Task to carry out. Return the data below exactly as given, except for the images.

Dataset entries.
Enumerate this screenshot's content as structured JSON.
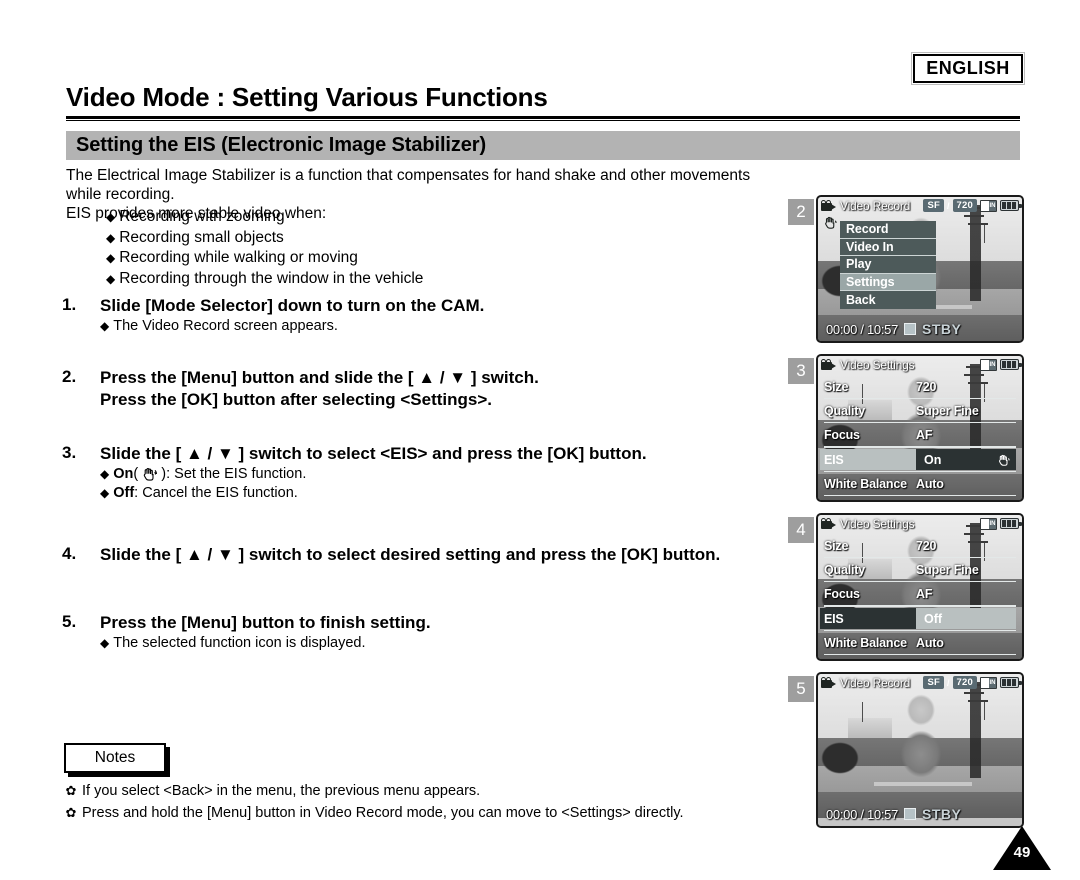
{
  "header": {
    "language_badge": "ENGLISH",
    "page_title": "Video Mode : Setting Various Functions",
    "section_title": "Setting the EIS (Electronic Image Stabilizer)"
  },
  "intro": {
    "line1": "The Electrical Image Stabilizer is a function that compensates for hand shake and other movements while recording.",
    "line2": "EIS provides more stable video when:"
  },
  "conditions": [
    "Recording with zooming",
    "Recording small objects",
    "Recording while walking or moving",
    "Recording through the window in the vehicle"
  ],
  "steps": [
    {
      "num": "1.",
      "lines": [
        "Slide [Mode Selector] down to turn on the CAM."
      ],
      "subs": [
        {
          "pre": "",
          "bold": "",
          "post": "The Video Record screen appears."
        }
      ]
    },
    {
      "num": "2.",
      "lines": [
        "Press the [Menu] button and slide the [ ▲ / ▼ ] switch.",
        "Press the [OK] button after selecting <Settings>."
      ],
      "subs": []
    },
    {
      "num": "3.",
      "lines": [
        "Slide the [ ▲ / ▼ ] switch to select <EIS> and press the [OK] button."
      ],
      "subs": [
        {
          "pre": "",
          "bold": "On",
          "post": ": Set the EIS function."
        },
        {
          "pre": "",
          "bold": "Off",
          "post": ": Cancel the EIS function."
        }
      ]
    },
    {
      "num": "4.",
      "lines": [
        "Slide the [ ▲ / ▼ ] switch to select desired setting and press the [OK] button."
      ],
      "subs": []
    },
    {
      "num": "5.",
      "lines": [
        "Press the [Menu] button to finish setting."
      ],
      "subs": [
        {
          "pre": "",
          "bold": "",
          "post": "The selected function icon is displayed."
        }
      ]
    }
  ],
  "notes": {
    "tab_label": "Notes",
    "items": [
      "If you select <Back> in the menu, the previous menu appears.",
      "Press and hold the [Menu] button in Video Record mode, you can move to <Settings> directly."
    ]
  },
  "footer": {
    "page_number": "49"
  },
  "panels": [
    {
      "badge": "2",
      "osd_title": "Video Record",
      "quality": "SF",
      "resolution": "720",
      "card_label": "IN",
      "timecode": "00:00 / 10:57",
      "status": "STBY",
      "menu": [
        {
          "label": "Record",
          "selected": false
        },
        {
          "label": "Video In",
          "selected": false
        },
        {
          "label": "Play",
          "selected": false
        },
        {
          "label": "Settings",
          "selected": true
        },
        {
          "label": "Back",
          "selected": false
        }
      ]
    },
    {
      "badge": "3",
      "osd_title": "Video Settings",
      "card_label": "IN",
      "settings": [
        {
          "label": "Size",
          "value": "720",
          "state": "normal"
        },
        {
          "label": "Quality",
          "value": "Super Fine",
          "state": "normal"
        },
        {
          "label": "Focus",
          "value": "AF",
          "state": "normal"
        },
        {
          "label": "EIS",
          "value": "On",
          "state": "eis-on"
        },
        {
          "label": "White Balance",
          "value": "Auto",
          "state": "normal"
        }
      ]
    },
    {
      "badge": "4",
      "osd_title": "Video Settings",
      "card_label": "IN",
      "settings": [
        {
          "label": "Size",
          "value": "720",
          "state": "normal"
        },
        {
          "label": "Quality",
          "value": "Super Fine",
          "state": "normal"
        },
        {
          "label": "Focus",
          "value": "AF",
          "state": "normal"
        },
        {
          "label": "EIS",
          "value": "Off",
          "state": "eis-off"
        },
        {
          "label": "White Balance",
          "value": "Auto",
          "state": "normal"
        }
      ]
    },
    {
      "badge": "5",
      "osd_title": "Video Record",
      "quality": "SF",
      "resolution": "720",
      "card_label": "IN",
      "timecode": "00:00 / 10:57",
      "status": "STBY"
    }
  ],
  "icons": {
    "camcorder": "camcorder-icon",
    "hand": "hand-eis-icon",
    "battery": "battery-icon",
    "memory_card": "memory-card-icon"
  },
  "colors": {
    "section_bar": "#b3b3b3",
    "menu_item": "#4d5a5a",
    "menu_selected": "#9aa7a7",
    "osd_chip": "#596a72",
    "badge": "#9e9e9e"
  }
}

Answer to this task.
Enumerate this screenshot's content as structured JSON.
{
  "header": {
    "language_badge": "ENGLISH",
    "page_title": "Video Mode : Setting Various Functions",
    "section_title": "Setting the EIS (Electronic Image Stabilizer)"
  },
  "intro": {
    "line1": "The Electrical Image Stabilizer is a function that compensates for hand shake and other movements while recording.",
    "line2": "EIS provides more stable video when:"
  },
  "conditions": [
    "Recording with zooming",
    "Recording small objects",
    "Recording while walking or moving",
    "Recording through the window in the vehicle"
  ],
  "steps": [
    {
      "num": "1.",
      "lines": [
        "Slide [Mode Selector] down to turn on the CAM."
      ],
      "subs": [
        {
          "pre": "",
          "bold": "",
          "post": "The Video Record screen appears."
        }
      ]
    },
    {
      "num": "2.",
      "lines": [
        "Press the [Menu] button and slide the [ ▲ / ▼ ] switch.",
        "Press the [OK] button after selecting <Settings>."
      ],
      "subs": []
    },
    {
      "num": "3.",
      "lines": [
        "Slide the [ ▲ / ▼ ] switch to select <EIS> and press the [OK] button."
      ],
      "subs": [
        {
          "pre": "",
          "bold": "On",
          "post": ": Set the EIS function."
        },
        {
          "pre": "",
          "bold": "Off",
          "post": ": Cancel the EIS function."
        }
      ]
    },
    {
      "num": "4.",
      "lines": [
        "Slide the [ ▲ / ▼ ] switch to select desired setting and press the [OK] button."
      ],
      "subs": []
    },
    {
      "num": "5.",
      "lines": [
        "Press the [Menu] button to finish setting."
      ],
      "subs": [
        {
          "pre": "",
          "bold": "",
          "post": "The selected function icon is displayed."
        }
      ]
    }
  ],
  "notes": {
    "tab_label": "Notes",
    "items": [
      "If you select <Back> in the menu, the previous menu appears.",
      "Press and hold the [Menu] button in Video Record mode, you can move to <Settings> directly."
    ]
  },
  "footer": {
    "page_number": "49"
  },
  "panels": [
    {
      "badge": "2",
      "osd_title": "Video Record",
      "quality": "SF",
      "resolution": "720",
      "card_label": "IN",
      "timecode": "00:00 / 10:57",
      "status": "STBY",
      "menu": [
        {
          "label": "Record",
          "selected": false
        },
        {
          "label": "Video In",
          "selected": false
        },
        {
          "label": "Play",
          "selected": false
        },
        {
          "label": "Settings",
          "selected": true
        },
        {
          "label": "Back",
          "selected": false
        }
      ]
    },
    {
      "badge": "3",
      "osd_title": "Video Settings",
      "card_label": "IN",
      "settings": [
        {
          "label": "Size",
          "value": "720",
          "state": "normal"
        },
        {
          "label": "Quality",
          "value": "Super Fine",
          "state": "normal"
        },
        {
          "label": "Focus",
          "value": "AF",
          "state": "normal"
        },
        {
          "label": "EIS",
          "value": "On",
          "state": "eis-on"
        },
        {
          "label": "White Balance",
          "value": "Auto",
          "state": "normal"
        }
      ]
    },
    {
      "badge": "4",
      "osd_title": "Video Settings",
      "card_label": "IN",
      "settings": [
        {
          "label": "Size",
          "value": "720",
          "state": "normal"
        },
        {
          "label": "Quality",
          "value": "Super Fine",
          "state": "normal"
        },
        {
          "label": "Focus",
          "value": "AF",
          "state": "normal"
        },
        {
          "label": "EIS",
          "value": "Off",
          "state": "eis-off"
        },
        {
          "label": "White Balance",
          "value": "Auto",
          "state": "normal"
        }
      ]
    },
    {
      "badge": "5",
      "osd_title": "Video Record",
      "quality": "SF",
      "resolution": "720",
      "card_label": "IN",
      "timecode": "00:00 / 10:57",
      "status": "STBY"
    }
  ],
  "icons": {
    "camcorder": "camcorder-icon",
    "hand": "hand-eis-icon",
    "battery": "battery-icon",
    "memory_card": "memory-card-icon"
  },
  "colors": {
    "section_bar": "#b3b3b3",
    "menu_item": "#4d5a5a",
    "menu_selected": "#9aa7a7",
    "osd_chip": "#596a72",
    "badge": "#9e9e9e"
  }
}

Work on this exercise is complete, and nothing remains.